• _Task item_:
All of the data below is to be copied exactly.

Recorded data

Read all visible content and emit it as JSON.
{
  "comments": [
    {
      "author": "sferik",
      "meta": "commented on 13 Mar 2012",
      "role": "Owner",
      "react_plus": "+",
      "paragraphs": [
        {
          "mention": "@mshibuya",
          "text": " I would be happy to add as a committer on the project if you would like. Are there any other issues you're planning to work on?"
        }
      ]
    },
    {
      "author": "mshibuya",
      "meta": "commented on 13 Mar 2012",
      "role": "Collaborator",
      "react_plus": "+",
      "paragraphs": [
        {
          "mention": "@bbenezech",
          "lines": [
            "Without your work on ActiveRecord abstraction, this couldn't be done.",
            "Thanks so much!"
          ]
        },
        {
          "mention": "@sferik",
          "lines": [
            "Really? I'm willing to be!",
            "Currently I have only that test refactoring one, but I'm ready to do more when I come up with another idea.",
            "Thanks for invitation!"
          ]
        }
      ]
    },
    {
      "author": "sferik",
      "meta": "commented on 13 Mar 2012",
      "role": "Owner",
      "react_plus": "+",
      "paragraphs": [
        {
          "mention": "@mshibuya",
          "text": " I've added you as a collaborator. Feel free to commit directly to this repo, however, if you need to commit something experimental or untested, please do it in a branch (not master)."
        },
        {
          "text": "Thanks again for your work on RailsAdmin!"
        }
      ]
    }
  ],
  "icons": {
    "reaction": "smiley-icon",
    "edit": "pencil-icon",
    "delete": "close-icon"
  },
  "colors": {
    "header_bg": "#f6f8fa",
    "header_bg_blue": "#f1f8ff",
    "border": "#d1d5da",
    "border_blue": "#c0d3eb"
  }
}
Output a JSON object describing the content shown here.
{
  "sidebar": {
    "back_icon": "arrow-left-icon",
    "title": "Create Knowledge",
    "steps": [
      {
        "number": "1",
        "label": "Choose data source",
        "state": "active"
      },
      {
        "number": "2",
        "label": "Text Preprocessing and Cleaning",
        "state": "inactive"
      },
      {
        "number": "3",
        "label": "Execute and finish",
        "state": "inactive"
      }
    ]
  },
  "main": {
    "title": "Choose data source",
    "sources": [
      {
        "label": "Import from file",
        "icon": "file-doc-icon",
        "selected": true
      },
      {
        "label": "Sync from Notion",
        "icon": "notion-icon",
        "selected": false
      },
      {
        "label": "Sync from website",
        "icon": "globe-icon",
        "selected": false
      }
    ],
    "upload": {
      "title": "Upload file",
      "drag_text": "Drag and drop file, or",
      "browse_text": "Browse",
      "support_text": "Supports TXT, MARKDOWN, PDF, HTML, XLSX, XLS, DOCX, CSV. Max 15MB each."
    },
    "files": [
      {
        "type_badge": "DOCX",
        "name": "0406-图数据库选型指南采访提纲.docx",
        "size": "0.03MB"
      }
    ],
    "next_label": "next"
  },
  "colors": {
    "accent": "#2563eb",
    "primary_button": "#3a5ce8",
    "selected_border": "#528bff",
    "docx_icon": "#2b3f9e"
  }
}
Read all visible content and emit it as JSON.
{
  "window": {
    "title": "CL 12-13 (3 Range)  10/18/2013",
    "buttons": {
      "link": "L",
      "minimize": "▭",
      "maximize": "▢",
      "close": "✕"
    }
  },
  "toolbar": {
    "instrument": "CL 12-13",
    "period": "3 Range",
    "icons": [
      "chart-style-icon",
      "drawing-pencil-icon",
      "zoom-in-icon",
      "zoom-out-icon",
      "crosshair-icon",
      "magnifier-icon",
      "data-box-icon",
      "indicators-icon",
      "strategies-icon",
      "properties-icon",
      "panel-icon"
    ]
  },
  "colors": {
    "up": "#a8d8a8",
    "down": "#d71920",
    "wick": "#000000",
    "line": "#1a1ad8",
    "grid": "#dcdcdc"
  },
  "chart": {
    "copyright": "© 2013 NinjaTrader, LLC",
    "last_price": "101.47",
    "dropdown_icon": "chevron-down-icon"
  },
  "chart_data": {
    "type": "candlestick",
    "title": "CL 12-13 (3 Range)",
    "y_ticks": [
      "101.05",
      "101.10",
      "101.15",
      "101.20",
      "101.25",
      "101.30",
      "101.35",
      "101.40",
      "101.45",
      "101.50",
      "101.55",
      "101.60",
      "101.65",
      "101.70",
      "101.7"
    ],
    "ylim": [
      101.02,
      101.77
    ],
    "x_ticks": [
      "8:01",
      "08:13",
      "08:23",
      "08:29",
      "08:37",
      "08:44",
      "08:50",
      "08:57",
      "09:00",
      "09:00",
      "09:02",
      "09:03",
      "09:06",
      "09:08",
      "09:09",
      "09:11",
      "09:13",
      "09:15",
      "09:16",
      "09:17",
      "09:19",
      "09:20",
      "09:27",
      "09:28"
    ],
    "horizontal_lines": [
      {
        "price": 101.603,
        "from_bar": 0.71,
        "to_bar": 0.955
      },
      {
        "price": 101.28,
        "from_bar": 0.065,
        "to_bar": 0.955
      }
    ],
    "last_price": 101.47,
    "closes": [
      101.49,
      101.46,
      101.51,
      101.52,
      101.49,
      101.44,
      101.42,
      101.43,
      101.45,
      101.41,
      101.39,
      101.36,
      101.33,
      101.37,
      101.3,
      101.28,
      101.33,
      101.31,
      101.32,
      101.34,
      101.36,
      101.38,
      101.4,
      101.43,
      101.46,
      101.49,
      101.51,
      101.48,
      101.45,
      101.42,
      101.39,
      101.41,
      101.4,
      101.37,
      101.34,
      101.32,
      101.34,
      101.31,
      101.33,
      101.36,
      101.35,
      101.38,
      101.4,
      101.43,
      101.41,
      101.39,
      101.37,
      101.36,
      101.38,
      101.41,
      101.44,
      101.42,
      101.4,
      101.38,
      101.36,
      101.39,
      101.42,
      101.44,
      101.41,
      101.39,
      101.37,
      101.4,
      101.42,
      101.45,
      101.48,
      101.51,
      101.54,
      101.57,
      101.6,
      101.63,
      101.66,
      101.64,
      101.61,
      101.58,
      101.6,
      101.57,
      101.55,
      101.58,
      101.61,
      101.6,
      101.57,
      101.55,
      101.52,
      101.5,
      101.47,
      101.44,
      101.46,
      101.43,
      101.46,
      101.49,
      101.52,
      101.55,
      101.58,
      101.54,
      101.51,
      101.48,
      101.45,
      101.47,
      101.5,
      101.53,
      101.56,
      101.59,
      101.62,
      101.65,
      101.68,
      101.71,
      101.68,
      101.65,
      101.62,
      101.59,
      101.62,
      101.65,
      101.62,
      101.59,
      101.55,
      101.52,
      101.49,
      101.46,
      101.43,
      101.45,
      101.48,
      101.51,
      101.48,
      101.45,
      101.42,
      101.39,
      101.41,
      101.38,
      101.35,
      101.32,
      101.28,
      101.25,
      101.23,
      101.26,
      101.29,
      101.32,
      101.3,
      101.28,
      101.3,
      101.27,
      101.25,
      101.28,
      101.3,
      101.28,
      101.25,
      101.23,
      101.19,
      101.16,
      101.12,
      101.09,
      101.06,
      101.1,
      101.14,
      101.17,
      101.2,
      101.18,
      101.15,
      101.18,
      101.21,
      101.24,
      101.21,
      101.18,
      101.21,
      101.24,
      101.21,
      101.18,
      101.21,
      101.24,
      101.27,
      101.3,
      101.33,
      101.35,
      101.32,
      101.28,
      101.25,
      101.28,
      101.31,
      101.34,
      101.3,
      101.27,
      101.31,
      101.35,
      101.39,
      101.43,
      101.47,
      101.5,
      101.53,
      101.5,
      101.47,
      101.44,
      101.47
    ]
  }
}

• _Output for this task_:
Read all visible content and emit it as JSON.
{
  "comments": [
    {
      "author": "sferik",
      "meta": "commented on 13 Mar 2012",
      "role": "Owner",
      "react_plus": "+",
      "paragraphs": [
        {
          "mention": "@mshibuya",
          "text": " I would be happy to add as a committer on the project if you would like. Are there any other issues you're planning to work on?"
        }
      ]
    },
    {
      "author": "mshibuya",
      "meta": "commented on 13 Mar 2012",
      "role": "Collaborator",
      "react_plus": "+",
      "paragraphs": [
        {
          "mention": "@bbenezech",
          "lines": [
            "Without your work on ActiveRecord abstraction, this couldn't be done.",
            "Thanks so much!"
          ]
        },
        {
          "mention": "@sferik",
          "lines": [
            "Really? I'm willing to be!",
            "Currently I have only that test refactoring one, but I'm ready to do more when I come up with another idea.",
            "Thanks for invitation!"
          ]
        }
      ]
    },
    {
      "author": "sferik",
      "meta": "commented on 13 Mar 2012",
      "role": "Owner",
      "react_plus": "+",
      "paragraphs": [
        {
          "mention": "@mshibuya",
          "text": " I've added you as a collaborator. Feel free to commit directly to this repo, however, if you need to commit something experimental or untested, please do it in a branch (not master)."
        },
        {
          "text": "Thanks again for your work on RailsAdmin!"
        }
      ]
    }
  ],
  "icons": {
    "reaction": "smiley-icon",
    "edit": "pencil-icon",
    "delete": "close-icon"
  },
  "colors": {
    "header_bg": "#f6f8fa",
    "header_bg_blue": "#f1f8ff",
    "border": "#d1d5da",
    "border_blue": "#c0d3eb"
  }
}
Output a JSON object describing the content shown here.
{
  "sidebar": {
    "back_icon": "arrow-left-icon",
    "title": "Create Knowledge",
    "steps": [
      {
        "number": "1",
        "label": "Choose data source",
        "state": "active"
      },
      {
        "number": "2",
        "label": "Text Preprocessing and Cleaning",
        "state": "inactive"
      },
      {
        "number": "3",
        "label": "Execute and finish",
        "state": "inactive"
      }
    ]
  },
  "main": {
    "title": "Choose data source",
    "sources": [
      {
        "label": "Import from file",
        "icon": "file-doc-icon",
        "selected": true
      },
      {
        "label": "Sync from Notion",
        "icon": "notion-icon",
        "selected": false
      },
      {
        "label": "Sync from website",
        "icon": "globe-icon",
        "selected": false
      }
    ],
    "upload": {
      "title": "Upload file",
      "drag_text": "Drag and drop file, or",
      "browse_text": "Browse",
      "support_text": "Supports TXT, MARKDOWN, PDF, HTML, XLSX, XLS, DOCX, CSV. Max 15MB each."
    },
    "files": [
      {
        "type_badge": "DOCX",
        "name": "0406-图数据库选型指南采访提纲.docx",
        "size": "0.03MB"
      }
    ],
    "next_label": "next"
  },
  "colors": {
    "accent": "#2563eb",
    "primary_button": "#3a5ce8",
    "selected_border": "#528bff",
    "docx_icon": "#2b3f9e"
  }
}
Read all visible content and emit it as JSON.
{
  "window": {
    "title": "CL 12-13 (3 Range)  10/18/2013",
    "buttons": {
      "link": "L",
      "minimize": "▭",
      "maximize": "▢",
      "close": "✕"
    }
  },
  "toolbar": {
    "instrument": "CL 12-13",
    "period": "3 Range",
    "icons": [
      "chart-style-icon",
      "drawing-pencil-icon",
      "zoom-in-icon",
      "zoom-out-icon",
      "crosshair-icon",
      "magnifier-icon",
      "data-box-icon",
      "indicators-icon",
      "strategies-icon",
      "properties-icon",
      "panel-icon"
    ]
  },
  "colors": {
    "up": "#a8d8a8",
    "down": "#d71920",
    "wick": "#000000",
    "line": "#1a1ad8",
    "grid": "#dcdcdc"
  },
  "chart": {
    "copyright": "© 2013 NinjaTrader, LLC",
    "last_price": "101.47",
    "dropdown_icon": "chevron-down-icon"
  },
  "chart_data": {
    "type": "candlestick",
    "title": "CL 12-13 (3 Range)",
    "y_ticks": [
      "101.05",
      "101.10",
      "101.15",
      "101.20",
      "101.25",
      "101.30",
      "101.35",
      "101.40",
      "101.45",
      "101.50",
      "101.55",
      "101.60",
      "101.65",
      "101.70",
      "101.7"
    ],
    "ylim": [
      101.02,
      101.77
    ],
    "x_ticks": [
      "8:01",
      "08:13",
      "08:23",
      "08:29",
      "08:37",
      "08:44",
      "08:50",
      "08:57",
      "09:00",
      "09:00",
      "09:02",
      "09:03",
      "09:06",
      "09:08",
      "09:09",
      "09:11",
      "09:13",
      "09:15",
      "09:16",
      "09:17",
      "09:19",
      "09:20",
      "09:27",
      "09:28"
    ],
    "horizontal_lines": [
      {
        "price": 101.603,
        "from_bar": 0.71,
        "to_bar": 0.955
      },
      {
        "price": 101.28,
        "from_bar": 0.065,
        "to_bar": 0.955
      }
    ],
    "last_price": 101.47,
    "closes": [
      101.49,
      101.46,
      101.51,
      101.52,
      101.49,
      101.44,
      101.42,
      101.43,
      101.45,
      101.41,
      101.39,
      101.36,
      101.33,
      101.37,
      101.3,
      101.28,
      101.33,
      101.31,
      101.32,
      101.34,
      101.36,
      101.38,
      101.4,
      101.43,
      101.46,
      101.49,
      101.51,
      101.48,
      101.45,
      101.42,
      101.39,
      101.41,
      101.4,
      101.37,
      101.34,
      101.32,
      101.34,
      101.31,
      101.33,
      101.36,
      101.35,
      101.38,
      101.4,
      101.43,
      101.41,
      101.39,
      101.37,
      101.36,
      101.38,
      101.41,
      101.44,
      101.42,
      101.4,
      101.38,
      101.36,
      101.39,
      101.42,
      101.44,
      101.41,
      101.39,
      101.37,
      101.4,
      101.42,
      101.45,
      101.48,
      101.51,
      101.54,
      101.57,
      101.6,
      101.63,
      101.66,
      101.64,
      101.61,
      101.58,
      101.6,
      101.57,
      101.55,
      101.58,
      101.61,
      101.6,
      101.57,
      101.55,
      101.52,
      101.5,
      101.47,
      101.44,
      101.46,
      101.43,
      101.46,
      101.49,
      101.52,
      101.55,
      101.58,
      101.54,
      101.51,
      101.48,
      101.45,
      101.47,
      101.5,
      101.53,
      101.56,
      101.59,
      101.62,
      101.65,
      101.68,
      101.71,
      101.68,
      101.65,
      101.62,
      101.59,
      101.62,
      101.65,
      101.62,
      101.59,
      101.55,
      101.52,
      101.49,
      101.46,
      101.43,
      101.45,
      101.48,
      101.51,
      101.48,
      101.45,
      101.42,
      101.39,
      101.41,
      101.38,
      101.35,
      101.32,
      101.28,
      101.25,
      101.23,
      101.26,
      101.29,
      101.32,
      101.3,
      101.28,
      101.3,
      101.27,
      101.25,
      101.28,
      101.3,
      101.28,
      101.25,
      101.23,
      101.19,
      101.16,
      101.12,
      101.09,
      101.06,
      101.1,
      101.14,
      101.17,
      101.2,
      101.18,
      101.15,
      101.18,
      101.21,
      101.24,
      101.21,
      101.18,
      101.21,
      101.24,
      101.21,
      101.18,
      101.21,
      101.24,
      101.27,
      101.3,
      101.33,
      101.35,
      101.32,
      101.28,
      101.25,
      101.28,
      101.31,
      101.34,
      101.3,
      101.27,
      101.31,
      101.35,
      101.39,
      101.43,
      101.47,
      101.5,
      101.53,
      101.5,
      101.47,
      101.44,
      101.47
    ]
  }
}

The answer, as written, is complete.